• Your task:
The entries below must be restated word for word.

• Data for the task:
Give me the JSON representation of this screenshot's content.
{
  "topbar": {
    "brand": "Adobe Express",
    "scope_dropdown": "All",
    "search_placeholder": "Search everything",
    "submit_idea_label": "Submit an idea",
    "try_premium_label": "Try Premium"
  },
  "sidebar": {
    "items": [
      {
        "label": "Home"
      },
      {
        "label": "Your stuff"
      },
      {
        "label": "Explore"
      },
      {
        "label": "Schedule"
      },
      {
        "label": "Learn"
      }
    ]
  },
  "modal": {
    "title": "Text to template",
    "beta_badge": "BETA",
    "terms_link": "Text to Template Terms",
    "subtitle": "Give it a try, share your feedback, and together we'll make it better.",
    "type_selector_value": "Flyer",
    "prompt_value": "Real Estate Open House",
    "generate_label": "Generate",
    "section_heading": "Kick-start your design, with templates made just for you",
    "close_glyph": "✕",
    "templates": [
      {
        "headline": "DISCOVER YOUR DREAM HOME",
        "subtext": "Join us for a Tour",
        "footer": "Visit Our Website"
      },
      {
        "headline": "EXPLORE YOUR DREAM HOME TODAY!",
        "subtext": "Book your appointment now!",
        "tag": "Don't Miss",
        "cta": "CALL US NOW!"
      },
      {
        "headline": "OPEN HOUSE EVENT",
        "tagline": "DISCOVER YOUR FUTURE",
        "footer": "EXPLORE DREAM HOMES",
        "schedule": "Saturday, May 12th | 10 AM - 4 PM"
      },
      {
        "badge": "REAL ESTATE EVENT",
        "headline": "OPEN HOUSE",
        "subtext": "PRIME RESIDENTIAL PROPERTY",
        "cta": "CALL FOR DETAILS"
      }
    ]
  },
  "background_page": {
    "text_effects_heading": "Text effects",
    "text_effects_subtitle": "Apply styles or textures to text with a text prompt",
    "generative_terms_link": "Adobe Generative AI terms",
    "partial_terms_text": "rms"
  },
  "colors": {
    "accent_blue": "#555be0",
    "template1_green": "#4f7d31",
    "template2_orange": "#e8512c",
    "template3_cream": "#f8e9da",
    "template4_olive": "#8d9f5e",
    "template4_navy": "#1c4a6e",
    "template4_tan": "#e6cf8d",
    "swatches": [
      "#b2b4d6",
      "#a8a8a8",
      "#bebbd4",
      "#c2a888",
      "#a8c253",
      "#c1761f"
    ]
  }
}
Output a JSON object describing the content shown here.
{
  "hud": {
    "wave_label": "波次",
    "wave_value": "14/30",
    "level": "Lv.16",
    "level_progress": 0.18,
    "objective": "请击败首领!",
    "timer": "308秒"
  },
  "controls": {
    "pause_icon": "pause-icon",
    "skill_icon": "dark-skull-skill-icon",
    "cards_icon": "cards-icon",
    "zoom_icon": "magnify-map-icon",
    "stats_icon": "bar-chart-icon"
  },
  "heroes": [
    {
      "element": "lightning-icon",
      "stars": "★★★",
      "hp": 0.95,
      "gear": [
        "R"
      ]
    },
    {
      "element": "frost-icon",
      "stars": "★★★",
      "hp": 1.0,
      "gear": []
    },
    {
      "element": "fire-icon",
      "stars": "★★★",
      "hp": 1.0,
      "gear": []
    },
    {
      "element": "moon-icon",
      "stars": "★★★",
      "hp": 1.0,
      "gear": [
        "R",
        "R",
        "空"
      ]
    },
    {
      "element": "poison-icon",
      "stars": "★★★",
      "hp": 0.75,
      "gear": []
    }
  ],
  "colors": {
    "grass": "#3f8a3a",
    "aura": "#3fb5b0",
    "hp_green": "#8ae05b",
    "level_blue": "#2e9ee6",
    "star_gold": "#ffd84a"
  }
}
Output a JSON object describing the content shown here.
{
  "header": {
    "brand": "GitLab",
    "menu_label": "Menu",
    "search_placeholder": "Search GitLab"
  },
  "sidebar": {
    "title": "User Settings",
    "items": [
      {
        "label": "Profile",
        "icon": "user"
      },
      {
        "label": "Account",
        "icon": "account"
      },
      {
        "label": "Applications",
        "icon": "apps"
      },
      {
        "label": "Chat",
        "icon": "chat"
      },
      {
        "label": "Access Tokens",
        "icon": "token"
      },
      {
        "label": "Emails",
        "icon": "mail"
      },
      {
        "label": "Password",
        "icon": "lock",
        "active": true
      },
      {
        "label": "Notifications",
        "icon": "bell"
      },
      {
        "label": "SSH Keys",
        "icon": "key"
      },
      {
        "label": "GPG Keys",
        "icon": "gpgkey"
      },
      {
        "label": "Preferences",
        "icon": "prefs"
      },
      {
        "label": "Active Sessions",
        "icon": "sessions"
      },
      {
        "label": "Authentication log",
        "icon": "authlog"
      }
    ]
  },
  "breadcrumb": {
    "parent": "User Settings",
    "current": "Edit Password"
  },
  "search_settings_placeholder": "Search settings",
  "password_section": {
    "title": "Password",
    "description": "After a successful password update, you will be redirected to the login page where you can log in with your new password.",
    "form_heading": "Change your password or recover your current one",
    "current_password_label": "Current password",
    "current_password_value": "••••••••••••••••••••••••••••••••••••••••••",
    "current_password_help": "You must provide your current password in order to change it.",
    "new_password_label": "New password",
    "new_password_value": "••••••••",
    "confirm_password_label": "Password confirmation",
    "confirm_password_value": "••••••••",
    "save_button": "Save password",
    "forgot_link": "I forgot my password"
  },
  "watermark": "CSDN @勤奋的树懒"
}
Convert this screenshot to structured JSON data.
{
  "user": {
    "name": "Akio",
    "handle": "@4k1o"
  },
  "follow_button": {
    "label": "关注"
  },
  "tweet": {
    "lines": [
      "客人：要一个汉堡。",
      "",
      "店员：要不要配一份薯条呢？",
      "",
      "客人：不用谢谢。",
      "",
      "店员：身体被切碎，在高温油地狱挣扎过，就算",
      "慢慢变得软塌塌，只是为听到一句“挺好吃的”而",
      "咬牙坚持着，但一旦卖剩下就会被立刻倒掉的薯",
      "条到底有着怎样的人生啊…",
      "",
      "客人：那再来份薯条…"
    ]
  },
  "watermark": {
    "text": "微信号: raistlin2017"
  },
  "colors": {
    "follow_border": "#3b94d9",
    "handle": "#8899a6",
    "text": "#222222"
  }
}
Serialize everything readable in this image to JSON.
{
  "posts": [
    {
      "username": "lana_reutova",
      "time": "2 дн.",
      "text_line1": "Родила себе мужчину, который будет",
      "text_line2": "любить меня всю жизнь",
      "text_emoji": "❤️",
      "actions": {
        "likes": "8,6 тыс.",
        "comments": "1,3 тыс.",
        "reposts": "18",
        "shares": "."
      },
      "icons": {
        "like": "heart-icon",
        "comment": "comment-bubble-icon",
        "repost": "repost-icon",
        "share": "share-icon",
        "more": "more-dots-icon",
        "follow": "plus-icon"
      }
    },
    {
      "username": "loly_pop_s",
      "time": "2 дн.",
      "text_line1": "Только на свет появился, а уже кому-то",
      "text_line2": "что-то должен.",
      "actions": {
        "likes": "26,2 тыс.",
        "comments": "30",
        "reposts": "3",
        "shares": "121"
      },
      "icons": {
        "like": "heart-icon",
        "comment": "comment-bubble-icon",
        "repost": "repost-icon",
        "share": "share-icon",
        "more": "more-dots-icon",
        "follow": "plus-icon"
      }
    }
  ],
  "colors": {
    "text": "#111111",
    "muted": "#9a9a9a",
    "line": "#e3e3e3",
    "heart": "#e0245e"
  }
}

• Exercise result:
Give me the JSON representation of this screenshot's content.
{
  "topbar": {
    "brand": "Adobe Express",
    "scope_dropdown": "All",
    "search_placeholder": "Search everything",
    "submit_idea_label": "Submit an idea",
    "try_premium_label": "Try Premium"
  },
  "sidebar": {
    "items": [
      {
        "label": "Home"
      },
      {
        "label": "Your stuff"
      },
      {
        "label": "Explore"
      },
      {
        "label": "Schedule"
      },
      {
        "label": "Learn"
      }
    ]
  },
  "modal": {
    "title": "Text to template",
    "beta_badge": "BETA",
    "terms_link": "Text to Template Terms",
    "subtitle": "Give it a try, share your feedback, and together we'll make it better.",
    "type_selector_value": "Flyer",
    "prompt_value": "Real Estate Open House",
    "generate_label": "Generate",
    "section_heading": "Kick-start your design, with templates made just for you",
    "close_glyph": "✕",
    "templates": [
      {
        "headline": "DISCOVER YOUR DREAM HOME",
        "subtext": "Join us for a Tour",
        "footer": "Visit Our Website"
      },
      {
        "headline": "EXPLORE YOUR DREAM HOME TODAY!",
        "subtext": "Book your appointment now!",
        "tag": "Don't Miss",
        "cta": "CALL US NOW!"
      },
      {
        "headline": "OPEN HOUSE EVENT",
        "tagline": "DISCOVER YOUR FUTURE",
        "footer": "EXPLORE DREAM HOMES",
        "schedule": "Saturday, May 12th | 10 AM - 4 PM"
      },
      {
        "badge": "REAL ESTATE EVENT",
        "headline": "OPEN HOUSE",
        "subtext": "PRIME RESIDENTIAL PROPERTY",
        "cta": "CALL FOR DETAILS"
      }
    ]
  },
  "background_page": {
    "text_effects_heading": "Text effects",
    "text_effects_subtitle": "Apply styles or textures to text with a text prompt",
    "generative_terms_link": "Adobe Generative AI terms",
    "partial_terms_text": "rms"
  },
  "colors": {
    "accent_blue": "#555be0",
    "template1_green": "#4f7d31",
    "template2_orange": "#e8512c",
    "template3_cream": "#f8e9da",
    "template4_olive": "#8d9f5e",
    "template4_navy": "#1c4a6e",
    "template4_tan": "#e6cf8d",
    "swatches": [
      "#b2b4d6",
      "#a8a8a8",
      "#bebbd4",
      "#c2a888",
      "#a8c253",
      "#c1761f"
    ]
  }
}
Output a JSON object describing the content shown here.
{
  "hud": {
    "wave_label": "波次",
    "wave_value": "14/30",
    "level": "Lv.16",
    "level_progress": 0.18,
    "objective": "请击败首领!",
    "timer": "308秒"
  },
  "controls": {
    "pause_icon": "pause-icon",
    "skill_icon": "dark-skull-skill-icon",
    "cards_icon": "cards-icon",
    "zoom_icon": "magnify-map-icon",
    "stats_icon": "bar-chart-icon"
  },
  "heroes": [
    {
      "element": "lightning-icon",
      "stars": "★★★",
      "hp": 0.95,
      "gear": [
        "R"
      ]
    },
    {
      "element": "frost-icon",
      "stars": "★★★",
      "hp": 1.0,
      "gear": []
    },
    {
      "element": "fire-icon",
      "stars": "★★★",
      "hp": 1.0,
      "gear": []
    },
    {
      "element": "moon-icon",
      "stars": "★★★",
      "hp": 1.0,
      "gear": [
        "R",
        "R",
        "空"
      ]
    },
    {
      "element": "poison-icon",
      "stars": "★★★",
      "hp": 0.75,
      "gear": []
    }
  ],
  "colors": {
    "grass": "#3f8a3a",
    "aura": "#3fb5b0",
    "hp_green": "#8ae05b",
    "level_blue": "#2e9ee6",
    "star_gold": "#ffd84a"
  }
}
Output a JSON object describing the content shown here.
{
  "header": {
    "brand": "GitLab",
    "menu_label": "Menu",
    "search_placeholder": "Search GitLab"
  },
  "sidebar": {
    "title": "User Settings",
    "items": [
      {
        "label": "Profile",
        "icon": "user"
      },
      {
        "label": "Account",
        "icon": "account"
      },
      {
        "label": "Applications",
        "icon": "apps"
      },
      {
        "label": "Chat",
        "icon": "chat"
      },
      {
        "label": "Access Tokens",
        "icon": "token"
      },
      {
        "label": "Emails",
        "icon": "mail"
      },
      {
        "label": "Password",
        "icon": "lock",
        "active": true
      },
      {
        "label": "Notifications",
        "icon": "bell"
      },
      {
        "label": "SSH Keys",
        "icon": "key"
      },
      {
        "label": "GPG Keys",
        "icon": "gpgkey"
      },
      {
        "label": "Preferences",
        "icon": "prefs"
      },
      {
        "label": "Active Sessions",
        "icon": "sessions"
      },
      {
        "label": "Authentication log",
        "icon": "authlog"
      }
    ]
  },
  "breadcrumb": {
    "parent": "User Settings",
    "current": "Edit Password"
  },
  "search_settings_placeholder": "Search settings",
  "password_section": {
    "title": "Password",
    "description": "After a successful password update, you will be redirected to the login page where you can log in with your new password.",
    "form_heading": "Change your password or recover your current one",
    "current_password_label": "Current password",
    "current_password_value": "••••••••••••••••••••••••••••••••••••••••••",
    "current_password_help": "You must provide your current password in order to change it.",
    "new_password_label": "New password",
    "new_password_value": "••••••••",
    "confirm_password_label": "Password confirmation",
    "confirm_password_value": "••••••••",
    "save_button": "Save password",
    "forgot_link": "I forgot my password"
  },
  "watermark": "CSDN @勤奋的树懒"
}
Convert this screenshot to structured JSON data.
{
  "user": {
    "name": "Akio",
    "handle": "@4k1o"
  },
  "follow_button": {
    "label": "关注"
  },
  "tweet": {
    "lines": [
      "客人：要一个汉堡。",
      "",
      "店员：要不要配一份薯条呢？",
      "",
      "客人：不用谢谢。",
      "",
      "店员：身体被切碎，在高温油地狱挣扎过，就算",
      "慢慢变得软塌塌，只是为听到一句“挺好吃的”而",
      "咬牙坚持着，但一旦卖剩下就会被立刻倒掉的薯",
      "条到底有着怎样的人生啊…",
      "",
      "客人：那再来份薯条…"
    ]
  },
  "watermark": {
    "text": "微信号: raistlin2017"
  },
  "colors": {
    "follow_border": "#3b94d9",
    "handle": "#8899a6",
    "text": "#222222"
  }
}
Serialize everything readable in this image to JSON.
{
  "posts": [
    {
      "username": "lana_reutova",
      "time": "2 дн.",
      "text_line1": "Родила себе мужчину, который будет",
      "text_line2": "любить меня всю жизнь",
      "text_emoji": "❤️",
      "actions": {
        "likes": "8,6 тыс.",
        "comments": "1,3 тыс.",
        "reposts": "18",
        "shares": "."
      },
      "icons": {
        "like": "heart-icon",
        "comment": "comment-bubble-icon",
        "repost": "repost-icon",
        "share": "share-icon",
        "more": "more-dots-icon",
        "follow": "plus-icon"
      }
    },
    {
      "username": "loly_pop_s",
      "time": "2 дн.",
      "text_line1": "Только на свет появился, а уже кому-то",
      "text_line2": "что-то должен.",
      "actions": {
        "likes": "26,2 тыс.",
        "comments": "30",
        "reposts": "3",
        "shares": "121"
      },
      "icons": {
        "like": "heart-icon",
        "comment": "comment-bubble-icon",
        "repost": "repost-icon",
        "share": "share-icon",
        "more": "more-dots-icon",
        "follow": "plus-icon"
      }
    }
  ],
  "colors": {
    "text": "#111111",
    "muted": "#9a9a9a",
    "line": "#e3e3e3",
    "heart": "#e0245e"
  }
}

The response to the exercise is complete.